[Dataset rows for apps and sites]
□ □ □ □ □ □ □

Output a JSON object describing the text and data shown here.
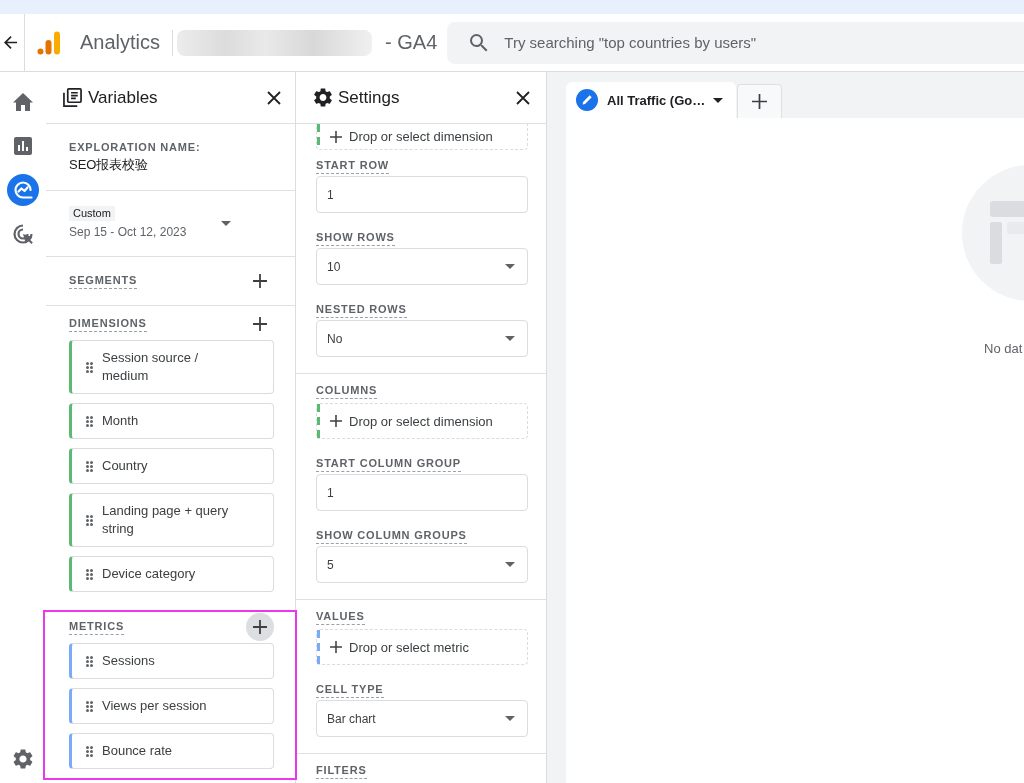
{
  "header": {
    "app_name": "Analytics",
    "property_name": "- GA4",
    "search": {
      "placeholder": "Try searching \"top countries by users\""
    }
  },
  "nav_rail": [
    {
      "selected": false
    },
    {
      "selected": false
    },
    {
      "selected": true
    },
    {
      "selected": false
    }
  ],
  "variables_panel": {
    "title": "Variables",
    "exploration_name": {
      "label": "EXPLORATION NAME:",
      "value": "SEO报表校验"
    },
    "date_range": {
      "preset": "Custom",
      "range": "Sep 15 - Oct 12, 2023"
    },
    "sections": [
      {
        "kind": "segment",
        "label": "SEGMENTS",
        "add_hovered": false,
        "highlighted": false
      },
      {
        "kind": "dimension",
        "label": "DIMENSIONS",
        "add_hovered": false,
        "highlighted": false,
        "items": [
          "Session source / medium",
          "Month",
          "Country",
          "Landing page + query string",
          "Device category"
        ]
      },
      {
        "kind": "metric",
        "label": "METRICS",
        "add_hovered": true,
        "highlighted": true,
        "items": [
          "Sessions",
          "Views per session",
          "Bounce rate"
        ]
      }
    ]
  },
  "settings_panel": {
    "title": "Settings",
    "groups": [
      {
        "fields": [
          {
            "kind": "dropzone",
            "color": "#5bb974",
            "text": "Drop or select dimension",
            "clipped": true
          },
          {
            "kind": "input",
            "label": "START ROW",
            "value": "1"
          },
          {
            "kind": "select",
            "label": "SHOW ROWS",
            "value": "10"
          },
          {
            "kind": "select",
            "label": "NESTED ROWS",
            "value": "No"
          }
        ]
      },
      {
        "fields": [
          {
            "kind": "dropzone",
            "label": "COLUMNS",
            "color": "#5bb974",
            "text": "Drop or select dimension",
            "clipped": false
          },
          {
            "kind": "input",
            "label": "START COLUMN GROUP",
            "value": "1"
          },
          {
            "kind": "select",
            "label": "SHOW COLUMN GROUPS",
            "value": "5"
          }
        ]
      },
      {
        "fields": [
          {
            "kind": "dropzone",
            "label": "VALUES",
            "color": "#7baaf7",
            "text": "Drop or select metric",
            "clipped": false
          },
          {
            "kind": "select",
            "label": "CELL TYPE",
            "value": "Bar chart"
          }
        ]
      },
      {
        "fields": [
          {
            "kind": "heading",
            "label": "FILTERS"
          }
        ]
      }
    ]
  },
  "canvas": {
    "tabs": [
      {
        "label": "All Traffic (Go…",
        "selected": true
      }
    ],
    "empty_message": "No dat"
  }
}
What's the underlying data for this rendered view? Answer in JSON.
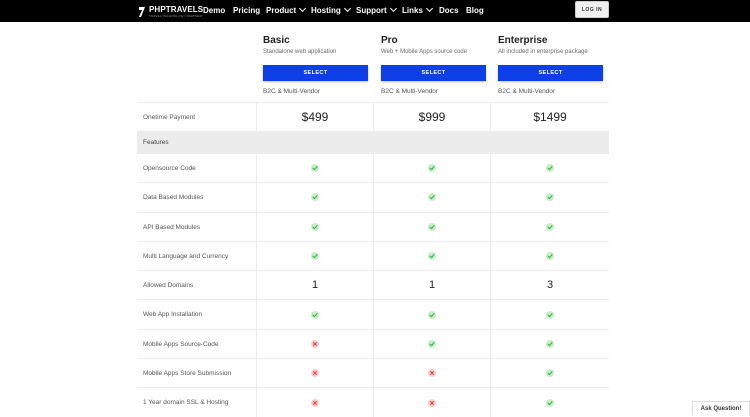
{
  "brand": {
    "name": "PHPTRAVELS",
    "tagline": "TRAVEL TECHNOLOGY PARTNER"
  },
  "nav": [
    {
      "label": "Demo",
      "dropdown": false
    },
    {
      "label": "Pricing",
      "dropdown": false
    },
    {
      "label": "Product",
      "dropdown": true
    },
    {
      "label": "Hosting",
      "dropdown": true
    },
    {
      "label": "Support",
      "dropdown": true
    },
    {
      "label": "Links",
      "dropdown": true
    },
    {
      "label": "Docs",
      "dropdown": false
    },
    {
      "label": "Blog",
      "dropdown": false
    }
  ],
  "login_label": "LOG IN",
  "plans": [
    {
      "name": "Basic",
      "desc": "Standalone web application",
      "button": "SELECT",
      "type": "B2C & Multi-Vendor",
      "price": "$499"
    },
    {
      "name": "Pro",
      "desc": "Web + Mobile Apps source code",
      "button": "SELECT",
      "type": "B2C & Multi-Vendor",
      "price": "$999"
    },
    {
      "name": "Enterprise",
      "desc": "All included in enterprise package",
      "button": "SELECT",
      "type": "B2C & Multi-Vendor",
      "price": "$1499"
    }
  ],
  "price_row_label": "Onetime Payment",
  "features_header": "Features",
  "features": [
    {
      "label": "Opensource Code",
      "values": [
        "check",
        "check",
        "check"
      ]
    },
    {
      "label": "Data Based Modules",
      "values": [
        "check",
        "check",
        "check"
      ]
    },
    {
      "label": "API Based Modules",
      "values": [
        "check",
        "check",
        "check"
      ]
    },
    {
      "label": "Multi Language and Currency",
      "values": [
        "check",
        "check",
        "check"
      ]
    },
    {
      "label": "Allowed Domains",
      "values": [
        "1",
        "1",
        "3"
      ]
    },
    {
      "label": "Web App Installation",
      "values": [
        "check",
        "check",
        "check"
      ]
    },
    {
      "label": "Mobile Apps Source-Code",
      "values": [
        "cross",
        "check",
        "check"
      ]
    },
    {
      "label": "Mobile Apps Store Submission",
      "values": [
        "cross",
        "cross",
        "check"
      ]
    },
    {
      "label": "1 Year domain SSL & Hosting",
      "values": [
        "cross",
        "cross",
        "check"
      ]
    }
  ],
  "ask_question": "Ask Question!",
  "colors": {
    "header_bg": "#000000",
    "select_button": "#0e3fe6",
    "check_green": "#3cb44b",
    "cross_red": "#e04848",
    "features_bg": "#ececec"
  }
}
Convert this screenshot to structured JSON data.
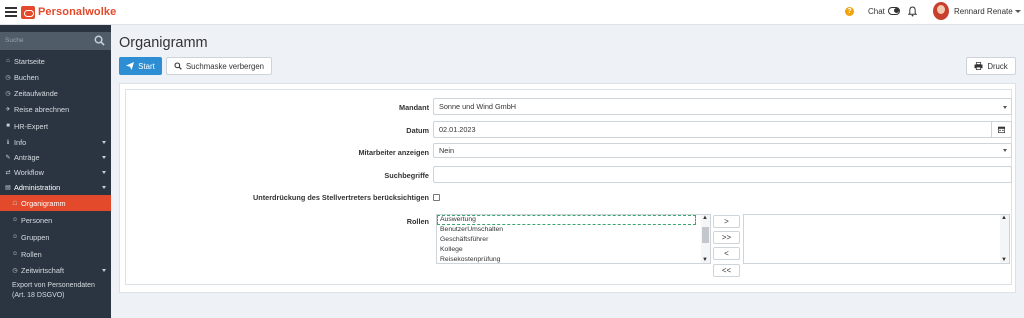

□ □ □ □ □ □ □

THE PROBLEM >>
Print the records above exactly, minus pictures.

ANSWER BOX >>
Output a JSON object describing the text and data shown here.
{
  "header": {
    "app_name": "Analytics",
    "property_name": "- GA4",
    "search": {
      "placeholder": "Try searching \"top countries by users\""
    }
  },
  "nav_rail": [
    {
      "selected": false
    },
    {
      "selected": false
    },
    {
      "selected": true
    },
    {
      "selected": false
    }
  ],
  "variables_panel": {
    "title": "Variables",
    "exploration_name": {
      "label": "EXPLORATION NAME:",
      "value": "SEO报表校验"
    },
    "date_range": {
      "preset": "Custom",
      "range": "Sep 15 - Oct 12, 2023"
    },
    "sections": [
      {
        "kind": "segment",
        "label": "SEGMENTS",
        "add_hovered": false,
        "highlighted": false
      },
      {
        "kind": "dimension",
        "label": "DIMENSIONS",
        "add_hovered": false,
        "highlighted": false,
        "items": [
          "Session source / medium",
          "Month",
          "Country",
          "Landing page + query string",
          "Device category"
        ]
      },
      {
        "kind": "metric",
        "label": "METRICS",
        "add_hovered": true,
        "highlighted": true,
        "items": [
          "Sessions",
          "Views per session",
          "Bounce rate"
        ]
      }
    ]
  },
  "settings_panel": {
    "title": "Settings",
    "groups": [
      {
        "fields": [
          {
            "kind": "dropzone",
            "color": "#5bb974",
            "text": "Drop or select dimension",
            "clipped": true
          },
          {
            "kind": "input",
            "label": "START ROW",
            "value": "1"
          },
          {
            "kind": "select",
            "label": "SHOW ROWS",
            "value": "10"
          },
          {
            "kind": "select",
            "label": "NESTED ROWS",
            "value": "No"
          }
        ]
      },
      {
        "fields": [
          {
            "kind": "dropzone",
            "label": "COLUMNS",
            "color": "#5bb974",
            "text": "Drop or select dimension",
            "clipped": false
          },
          {
            "kind": "input",
            "label": "START COLUMN GROUP",
            "value": "1"
          },
          {
            "kind": "select",
            "label": "SHOW COLUMN GROUPS",
            "value": "5"
          }
        ]
      },
      {
        "fields": [
          {
            "kind": "dropzone",
            "label": "VALUES",
            "color": "#7baaf7",
            "text": "Drop or select metric",
            "clipped": false
          },
          {
            "kind": "select",
            "label": "CELL TYPE",
            "value": "Bar chart"
          }
        ]
      },
      {
        "fields": [
          {
            "kind": "heading",
            "label": "FILTERS"
          }
        ]
      }
    ]
  },
  "canvas": {
    "tabs": [
      {
        "label": "All Traffic (Go…",
        "selected": true
      }
    ],
    "empty_message": "No dat"
  }
}
What's the underlying data for this rendered view? Answer in JSON.
{
  "brand": {
    "name": "PHPTRAVELS",
    "tagline": "TRAVEL TECHNOLOGY PARTNER"
  },
  "nav": [
    {
      "label": "Demo",
      "dropdown": false
    },
    {
      "label": "Pricing",
      "dropdown": false
    },
    {
      "label": "Product",
      "dropdown": true
    },
    {
      "label": "Hosting",
      "dropdown": true
    },
    {
      "label": "Support",
      "dropdown": true
    },
    {
      "label": "Links",
      "dropdown": true
    },
    {
      "label": "Docs",
      "dropdown": false
    },
    {
      "label": "Blog",
      "dropdown": false
    }
  ],
  "login_label": "LOG IN",
  "plans": [
    {
      "name": "Basic",
      "desc": "Standalone web application",
      "button": "SELECT",
      "type": "B2C & Multi-Vendor",
      "price": "$499"
    },
    {
      "name": "Pro",
      "desc": "Web + Mobile Apps source code",
      "button": "SELECT",
      "type": "B2C & Multi-Vendor",
      "price": "$999"
    },
    {
      "name": "Enterprise",
      "desc": "All included in enterprise package",
      "button": "SELECT",
      "type": "B2C & Multi-Vendor",
      "price": "$1499"
    }
  ],
  "price_row_label": "Onetime Payment",
  "features_header": "Features",
  "features": [
    {
      "label": "Opensource Code",
      "values": [
        "check",
        "check",
        "check"
      ]
    },
    {
      "label": "Data Based Modules",
      "values": [
        "check",
        "check",
        "check"
      ]
    },
    {
      "label": "API Based Modules",
      "values": [
        "check",
        "check",
        "check"
      ]
    },
    {
      "label": "Multi Language and Currency",
      "values": [
        "check",
        "check",
        "check"
      ]
    },
    {
      "label": "Allowed Domains",
      "values": [
        "1",
        "1",
        "3"
      ]
    },
    {
      "label": "Web App Installation",
      "values": [
        "check",
        "check",
        "check"
      ]
    },
    {
      "label": "Mobile Apps Source-Code",
      "values": [
        "cross",
        "check",
        "check"
      ]
    },
    {
      "label": "Mobile Apps Store Submission",
      "values": [
        "cross",
        "cross",
        "check"
      ]
    },
    {
      "label": "1 Year domain SSL & Hosting",
      "values": [
        "cross",
        "cross",
        "check"
      ]
    }
  ],
  "ask_question": "Ask Question!",
  "colors": {
    "header_bg": "#000000",
    "select_button": "#0e3fe6",
    "check_green": "#3cb44b",
    "cross_red": "#e04848",
    "features_bg": "#ececec"
  }
}
Convert this screenshot to structured JSON data.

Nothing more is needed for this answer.